----- THE INPUT -----
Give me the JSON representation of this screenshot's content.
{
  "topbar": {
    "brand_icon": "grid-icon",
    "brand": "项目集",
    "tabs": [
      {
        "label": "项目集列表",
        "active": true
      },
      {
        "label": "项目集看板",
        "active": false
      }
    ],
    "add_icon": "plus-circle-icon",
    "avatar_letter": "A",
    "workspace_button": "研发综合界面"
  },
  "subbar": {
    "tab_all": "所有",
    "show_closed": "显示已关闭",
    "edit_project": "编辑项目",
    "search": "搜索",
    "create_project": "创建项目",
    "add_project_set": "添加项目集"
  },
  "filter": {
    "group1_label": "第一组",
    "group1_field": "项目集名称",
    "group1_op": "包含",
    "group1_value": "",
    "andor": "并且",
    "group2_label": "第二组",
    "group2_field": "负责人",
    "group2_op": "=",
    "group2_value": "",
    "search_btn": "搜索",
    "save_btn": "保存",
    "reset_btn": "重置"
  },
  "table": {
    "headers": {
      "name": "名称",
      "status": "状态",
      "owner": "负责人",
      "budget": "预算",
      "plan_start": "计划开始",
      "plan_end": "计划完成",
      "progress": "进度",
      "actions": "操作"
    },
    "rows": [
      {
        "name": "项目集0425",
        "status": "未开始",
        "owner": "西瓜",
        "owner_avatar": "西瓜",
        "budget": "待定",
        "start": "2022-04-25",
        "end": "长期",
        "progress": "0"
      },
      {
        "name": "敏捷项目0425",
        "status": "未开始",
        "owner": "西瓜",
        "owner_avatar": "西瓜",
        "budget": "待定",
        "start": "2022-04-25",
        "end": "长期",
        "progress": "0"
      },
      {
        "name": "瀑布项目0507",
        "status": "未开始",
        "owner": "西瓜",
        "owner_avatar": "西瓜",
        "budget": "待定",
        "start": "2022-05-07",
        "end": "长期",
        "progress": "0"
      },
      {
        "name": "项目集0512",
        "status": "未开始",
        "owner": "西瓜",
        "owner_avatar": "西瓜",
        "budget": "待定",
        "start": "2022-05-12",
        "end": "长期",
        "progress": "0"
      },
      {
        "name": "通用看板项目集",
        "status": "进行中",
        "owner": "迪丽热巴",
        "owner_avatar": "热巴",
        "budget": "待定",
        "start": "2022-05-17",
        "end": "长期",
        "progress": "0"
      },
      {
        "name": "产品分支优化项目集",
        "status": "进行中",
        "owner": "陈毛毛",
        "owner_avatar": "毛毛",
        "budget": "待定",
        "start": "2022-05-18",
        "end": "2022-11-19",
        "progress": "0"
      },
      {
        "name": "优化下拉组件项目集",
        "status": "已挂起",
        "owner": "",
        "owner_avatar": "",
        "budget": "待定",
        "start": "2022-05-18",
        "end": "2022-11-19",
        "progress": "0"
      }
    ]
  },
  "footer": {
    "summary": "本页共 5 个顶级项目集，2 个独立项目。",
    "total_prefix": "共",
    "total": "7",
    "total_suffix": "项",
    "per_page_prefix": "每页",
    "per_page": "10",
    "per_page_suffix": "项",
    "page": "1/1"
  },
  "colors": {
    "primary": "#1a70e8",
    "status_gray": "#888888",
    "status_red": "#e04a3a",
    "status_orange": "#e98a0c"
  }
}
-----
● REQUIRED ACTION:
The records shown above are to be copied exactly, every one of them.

● RESULT OF THE TASK:
Give me the JSON representation of this screenshot's content.
{
  "topbar": {
    "brand_icon": "grid-icon",
    "brand": "项目集",
    "tabs": [
      {
        "label": "项目集列表",
        "active": true
      },
      {
        "label": "项目集看板",
        "active": false
      }
    ],
    "add_icon": "plus-circle-icon",
    "avatar_letter": "A",
    "workspace_button": "研发综合界面"
  },
  "subbar": {
    "tab_all": "所有",
    "show_closed": "显示已关闭",
    "edit_project": "编辑项目",
    "search": "搜索",
    "create_project": "创建项目",
    "add_project_set": "添加项目集"
  },
  "filter": {
    "group1_label": "第一组",
    "group1_field": "项目集名称",
    "group1_op": "包含",
    "group1_value": "",
    "andor": "并且",
    "group2_label": "第二组",
    "group2_field": "负责人",
    "group2_op": "=",
    "group2_value": "",
    "search_btn": "搜索",
    "save_btn": "保存",
    "reset_btn": "重置"
  },
  "table": {
    "headers": {
      "name": "名称",
      "status": "状态",
      "owner": "负责人",
      "budget": "预算",
      "plan_start": "计划开始",
      "plan_end": "计划完成",
      "progress": "进度",
      "actions": "操作"
    },
    "rows": [
      {
        "name": "项目集0425",
        "status": "未开始",
        "owner": "西瓜",
        "owner_avatar": "西瓜",
        "budget": "待定",
        "start": "2022-04-25",
        "end": "长期",
        "progress": "0"
      },
      {
        "name": "敏捷项目0425",
        "status": "未开始",
        "owner": "西瓜",
        "owner_avatar": "西瓜",
        "budget": "待定",
        "start": "2022-04-25",
        "end": "长期",
        "progress": "0"
      },
      {
        "name": "瀑布项目0507",
        "status": "未开始",
        "owner": "西瓜",
        "owner_avatar": "西瓜",
        "budget": "待定",
        "start": "2022-05-07",
        "end": "长期",
        "progress": "0"
      },
      {
        "name": "项目集0512",
        "status": "未开始",
        "owner": "西瓜",
        "owner_avatar": "西瓜",
        "budget": "待定",
        "start": "2022-05-12",
        "end": "长期",
        "progress": "0"
      },
      {
        "name": "通用看板项目集",
        "status": "进行中",
        "owner": "迪丽热巴",
        "owner_avatar": "热巴",
        "budget": "待定",
        "start": "2022-05-17",
        "end": "长期",
        "progress": "0"
      },
      {
        "name": "产品分支优化项目集",
        "status": "进行中",
        "owner": "陈毛毛",
        "owner_avatar": "毛毛",
        "budget": "待定",
        "start": "2022-05-18",
        "end": "2022-11-19",
        "progress": "0"
      },
      {
        "name": "优化下拉组件项目集",
        "status": "已挂起",
        "owner": "",
        "owner_avatar": "",
        "budget": "待定",
        "start": "2022-05-18",
        "end": "2022-11-19",
        "progress": "0"
      }
    ]
  },
  "footer": {
    "summary": "本页共 5 个顶级项目集，2 个独立项目。",
    "total_prefix": "共",
    "total": "7",
    "total_suffix": "项",
    "per_page_prefix": "每页",
    "per_page": "10",
    "per_page_suffix": "项",
    "page": "1/1"
  },
  "colors": {
    "primary": "#1a70e8",
    "status_gray": "#888888",
    "status_red": "#e04a3a",
    "status_orange": "#e98a0c"
  }
}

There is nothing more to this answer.